[Interface dataset entries]
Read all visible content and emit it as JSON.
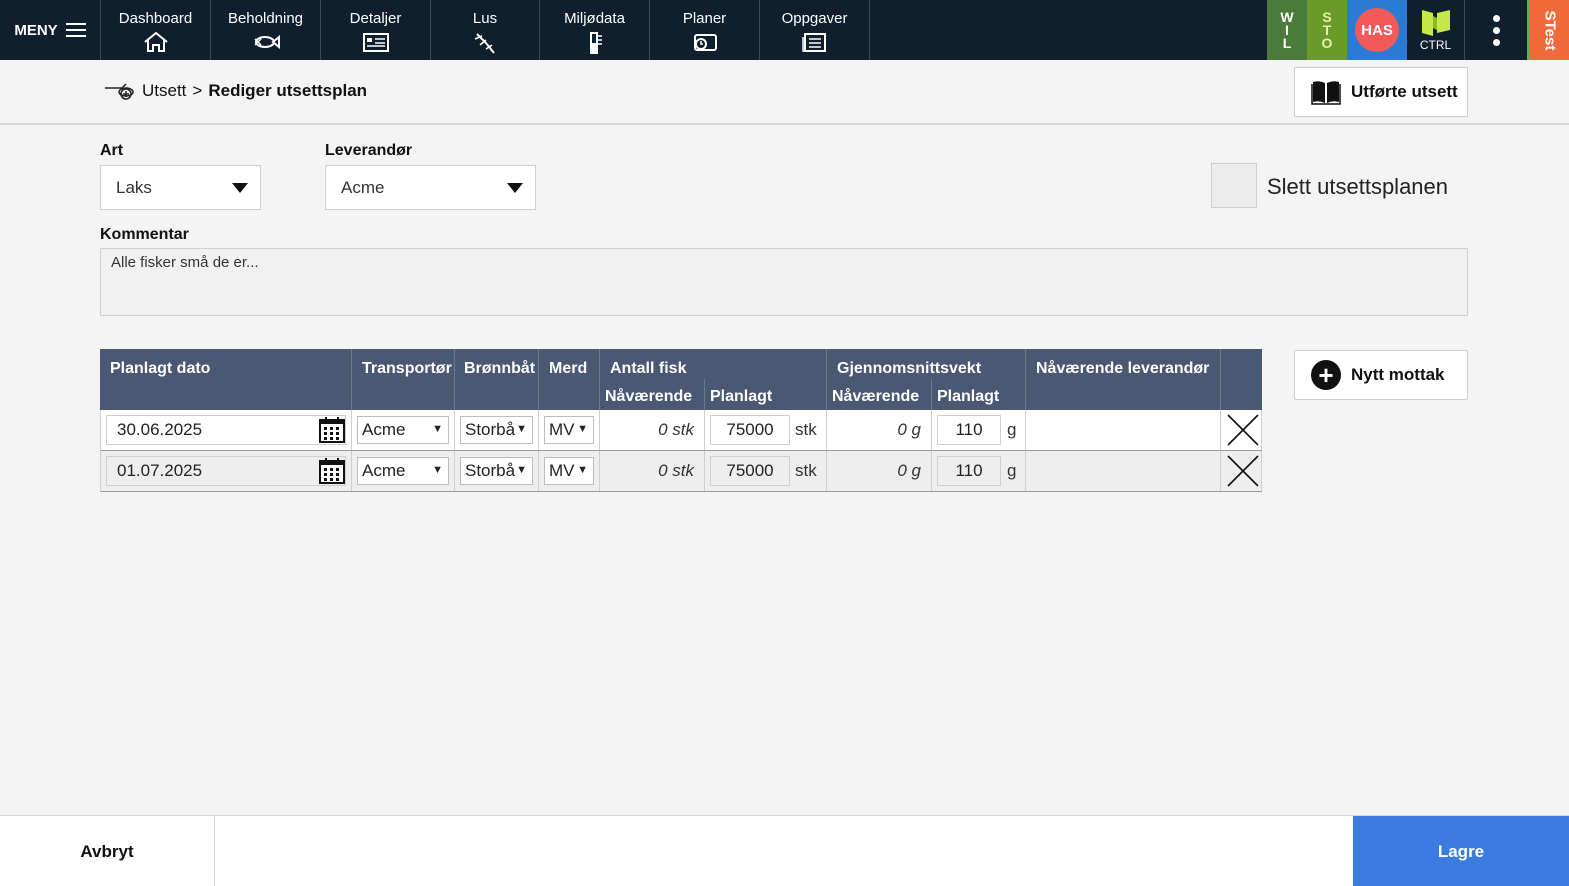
{
  "nav": {
    "menu_label": "MENY",
    "items": [
      {
        "label": "Dashboard",
        "icon": "home-icon"
      },
      {
        "label": "Beholdning",
        "icon": "fish-icon"
      },
      {
        "label": "Detaljer",
        "icon": "details-icon"
      },
      {
        "label": "Lus",
        "icon": "lice-icon"
      },
      {
        "label": "Miljødata",
        "icon": "thermometer-icon"
      },
      {
        "label": "Planer",
        "icon": "plans-icon"
      },
      {
        "label": "Oppgaver",
        "icon": "tasks-icon"
      }
    ],
    "tile_wil": [
      "W",
      "I",
      "L"
    ],
    "tile_sto": [
      "S",
      "T",
      "O"
    ],
    "tile_has": "HAS",
    "tile_ctrl": "CTRL",
    "tile_stest": "STest",
    "colors": {
      "bar": "#0f1f2e",
      "wil": "#4b7a3a",
      "sto": "#6a9a2a",
      "has_bg": "#2a7ad6",
      "has_circle": "#f25a5a",
      "stest": "#f06a3c"
    }
  },
  "breadcrumb": {
    "parent": "Utsett",
    "separator": ">",
    "current": "Rediger utsettsplan"
  },
  "performed_button": "Utførte utsett",
  "form": {
    "art_label": "Art",
    "art_value": "Laks",
    "supplier_label": "Leverandør",
    "supplier_value": "Acme",
    "delete_plan_label": "Slett utsettsplanen",
    "comment_label": "Kommentar",
    "comment_value": "Alle fisker små de er..."
  },
  "table": {
    "headers": {
      "planned_date": "Planlagt dato",
      "transporter": "Transportør",
      "wellboat": "Brønnbåt",
      "pen": "Merd",
      "fish_count": "Antall fisk",
      "fish_current": "Nåværende",
      "fish_planned": "Planlagt",
      "avg_weight": "Gjennomsnittsvekt",
      "weight_current": "Nåværende",
      "weight_planned": "Planlagt",
      "current_supplier": "Nåværende leverandør"
    },
    "rows": [
      {
        "date": "30.06.2025",
        "transporter": "Acme",
        "wellboat": "Storbå",
        "pen": "MV",
        "fish_current": "0 stk",
        "fish_planned": "75000",
        "fish_unit": "stk",
        "weight_current": "0 g",
        "weight_planned": "110",
        "weight_unit": "g",
        "current_supplier": ""
      },
      {
        "date": "01.07.2025",
        "transporter": "Acme",
        "wellboat": "Storbå",
        "pen": "MV",
        "fish_current": "0 stk",
        "fish_planned": "75000",
        "fish_unit": "stk",
        "weight_current": "0 g",
        "weight_planned": "110",
        "weight_unit": "g",
        "current_supplier": ""
      }
    ]
  },
  "new_receipt_button": "Nytt mottak",
  "footer": {
    "cancel": "Avbryt",
    "save": "Lagre",
    "save_color": "#3b7be0"
  }
}
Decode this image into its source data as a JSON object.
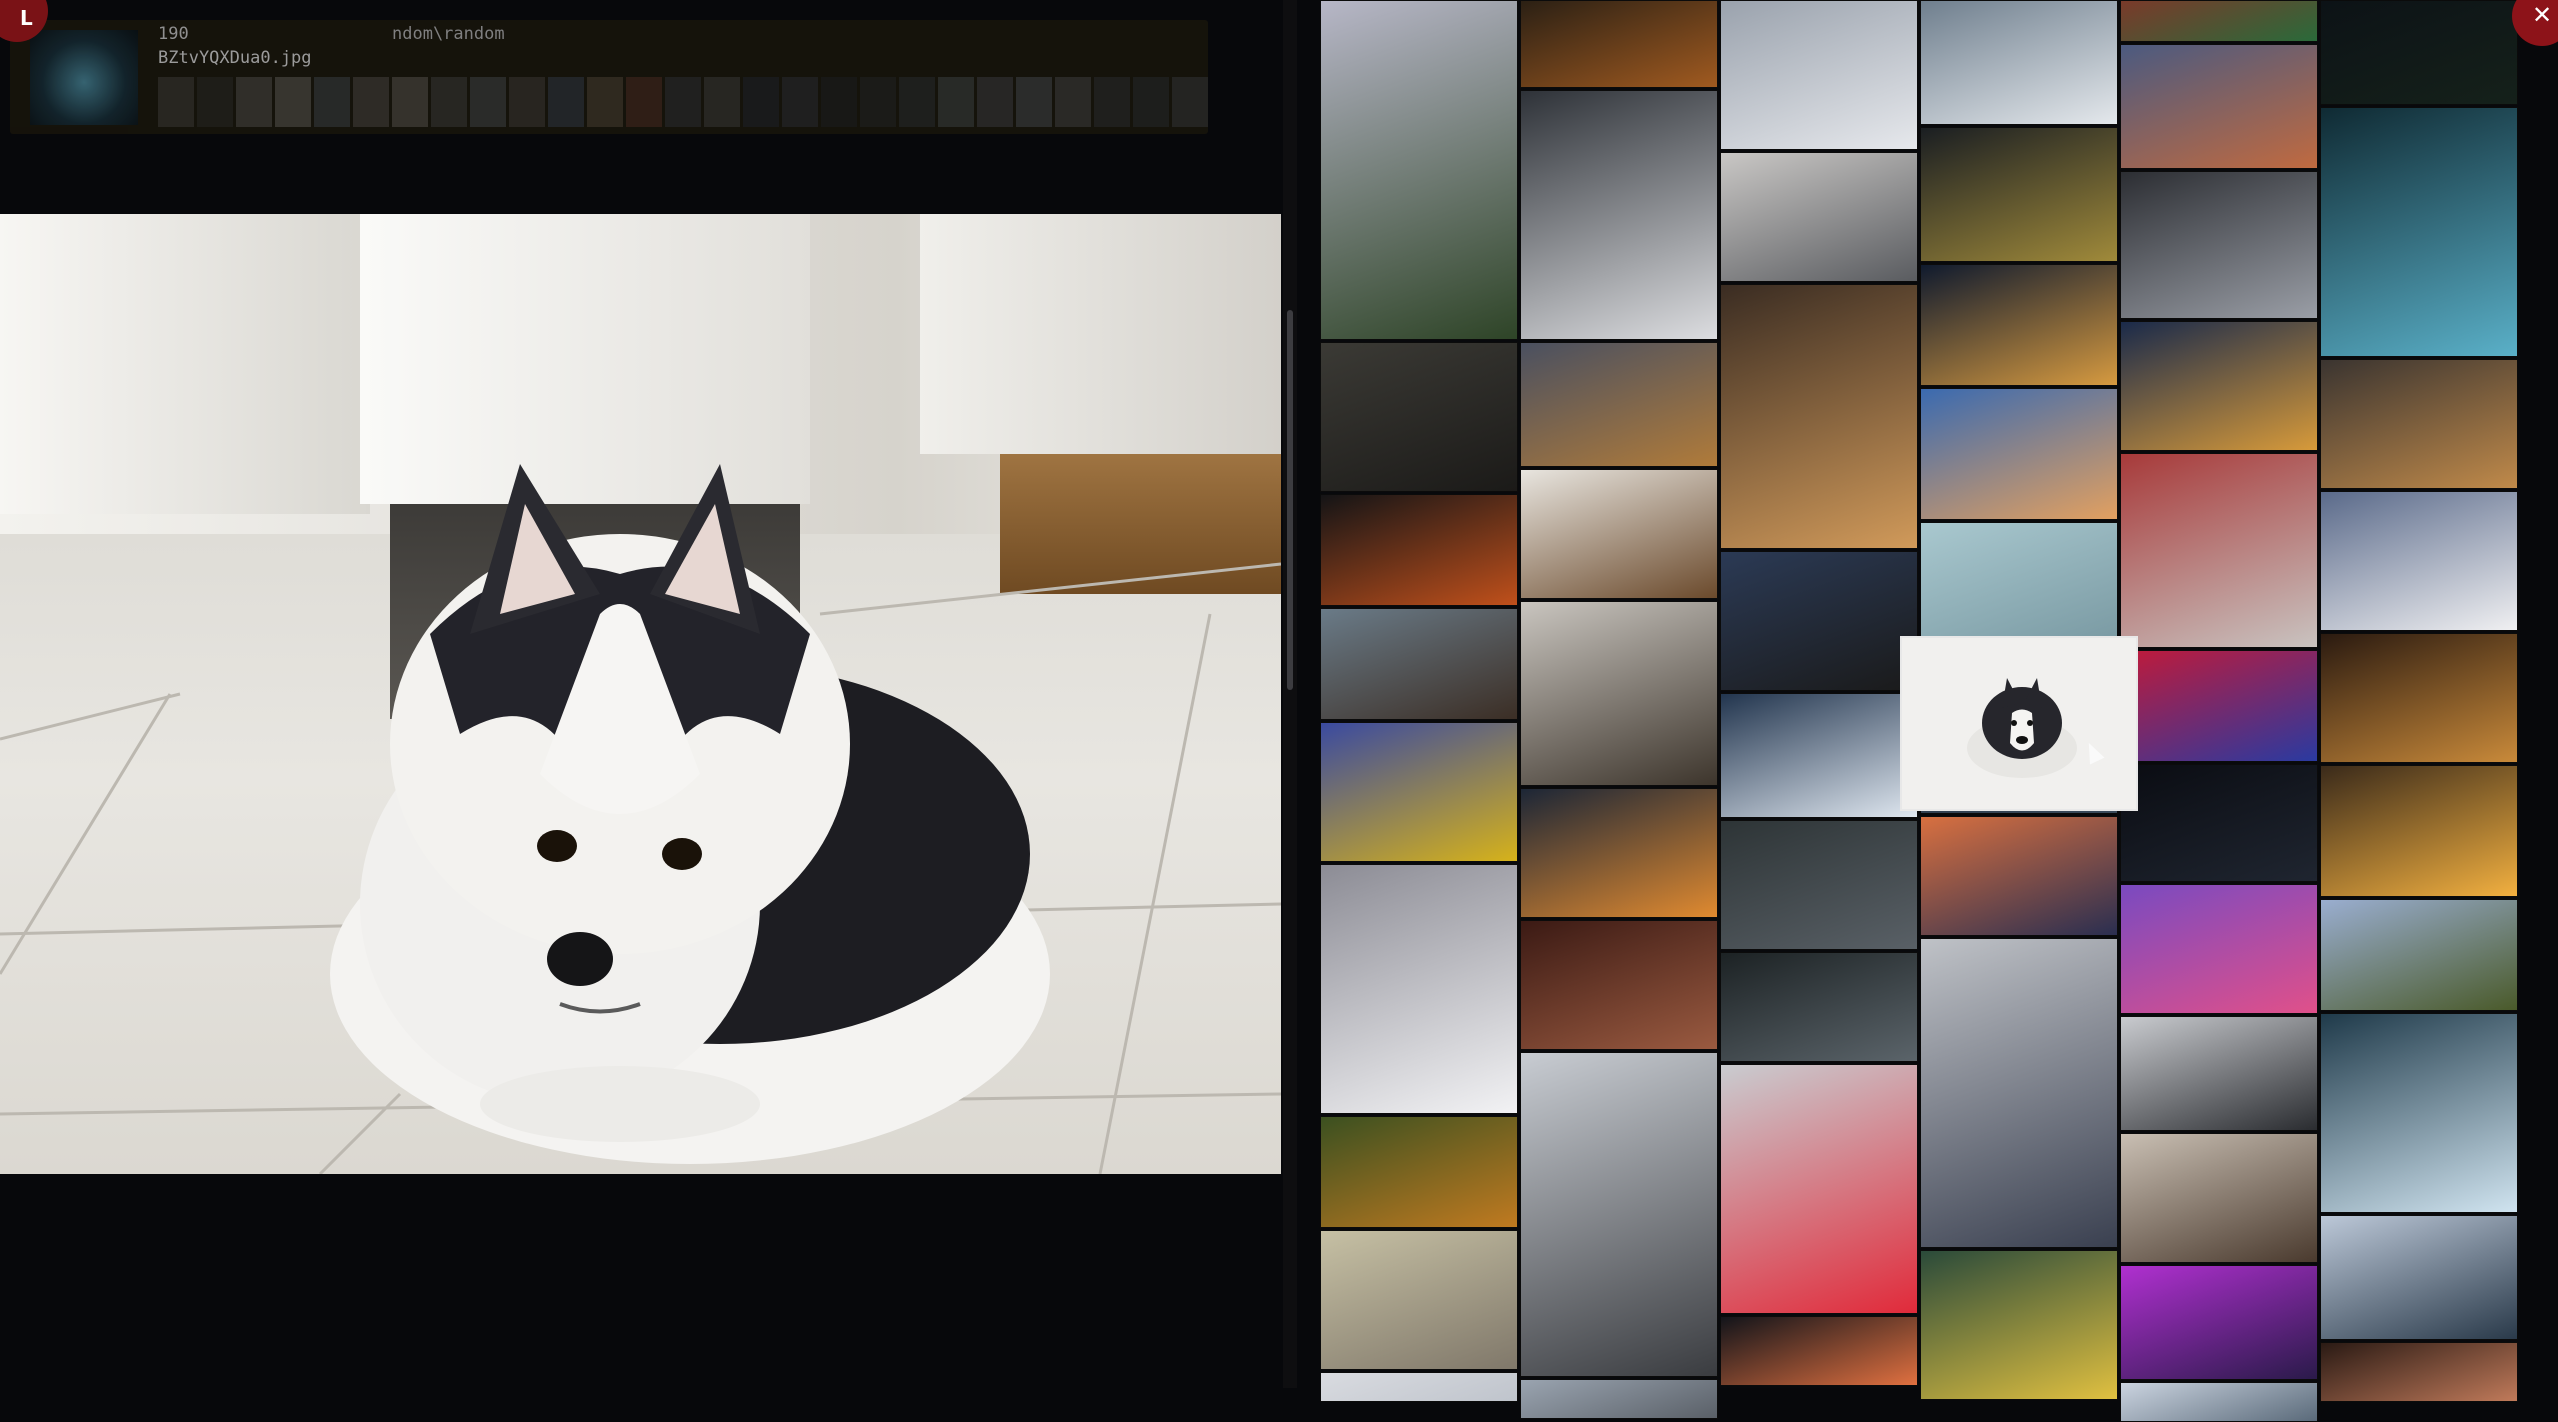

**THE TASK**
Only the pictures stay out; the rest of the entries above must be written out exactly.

**EXERCISE SOLUTION**
Read all visible content and emit it as JSON.
{
  "nav": {
    "menu_label": "MENY",
    "items": [
      {
        "label": "Dashboard",
        "icon": "home-icon"
      },
      {
        "label": "Beholdning",
        "icon": "fish-icon"
      },
      {
        "label": "Detaljer",
        "icon": "details-icon"
      },
      {
        "label": "Lus",
        "icon": "lice-icon"
      },
      {
        "label": "Miljødata",
        "icon": "thermometer-icon"
      },
      {
        "label": "Planer",
        "icon": "plans-icon"
      },
      {
        "label": "Oppgaver",
        "icon": "tasks-icon"
      }
    ],
    "tile_wil": [
      "W",
      "I",
      "L"
    ],
    "tile_sto": [
      "S",
      "T",
      "O"
    ],
    "tile_has": "HAS",
    "tile_ctrl": "CTRL",
    "tile_stest": "STest",
    "colors": {
      "bar": "#0f1f2e",
      "wil": "#4b7a3a",
      "sto": "#6a9a2a",
      "has_bg": "#2a7ad6",
      "has_circle": "#f25a5a",
      "stest": "#f06a3c"
    }
  },
  "breadcrumb": {
    "parent": "Utsett",
    "separator": ">",
    "current": "Rediger utsettsplan"
  },
  "performed_button": "Utførte utsett",
  "form": {
    "art_label": "Art",
    "art_value": "Laks",
    "supplier_label": "Leverandør",
    "supplier_value": "Acme",
    "delete_plan_label": "Slett utsettsplanen",
    "comment_label": "Kommentar",
    "comment_value": "Alle fisker små de er..."
  },
  "table": {
    "headers": {
      "planned_date": "Planlagt dato",
      "transporter": "Transportør",
      "wellboat": "Brønnbåt",
      "pen": "Merd",
      "fish_count": "Antall fisk",
      "fish_current": "Nåværende",
      "fish_planned": "Planlagt",
      "avg_weight": "Gjennomsnittsvekt",
      "weight_current": "Nåværende",
      "weight_planned": "Planlagt",
      "current_supplier": "Nåværende leverandør"
    },
    "rows": [
      {
        "date": "30.06.2025",
        "transporter": "Acme",
        "wellboat": "Storbå",
        "pen": "MV",
        "fish_current": "0 stk",
        "fish_planned": "75000",
        "fish_unit": "stk",
        "weight_current": "0 g",
        "weight_planned": "110",
        "weight_unit": "g",
        "current_supplier": ""
      },
      {
        "date": "01.07.2025",
        "transporter": "Acme",
        "wellboat": "Storbå",
        "pen": "MV",
        "fish_current": "0 stk",
        "fish_planned": "75000",
        "fish_unit": "stk",
        "weight_current": "0 g",
        "weight_planned": "110",
        "weight_unit": "g",
        "current_supplier": ""
      }
    ]
  },
  "new_receipt_button": "Nytt mottak",
  "footer": {
    "cancel": "Avbryt",
    "save": "Lagre",
    "save_color": "#3b7be0"
  }
}
Decode this image into its source data as a JSON object.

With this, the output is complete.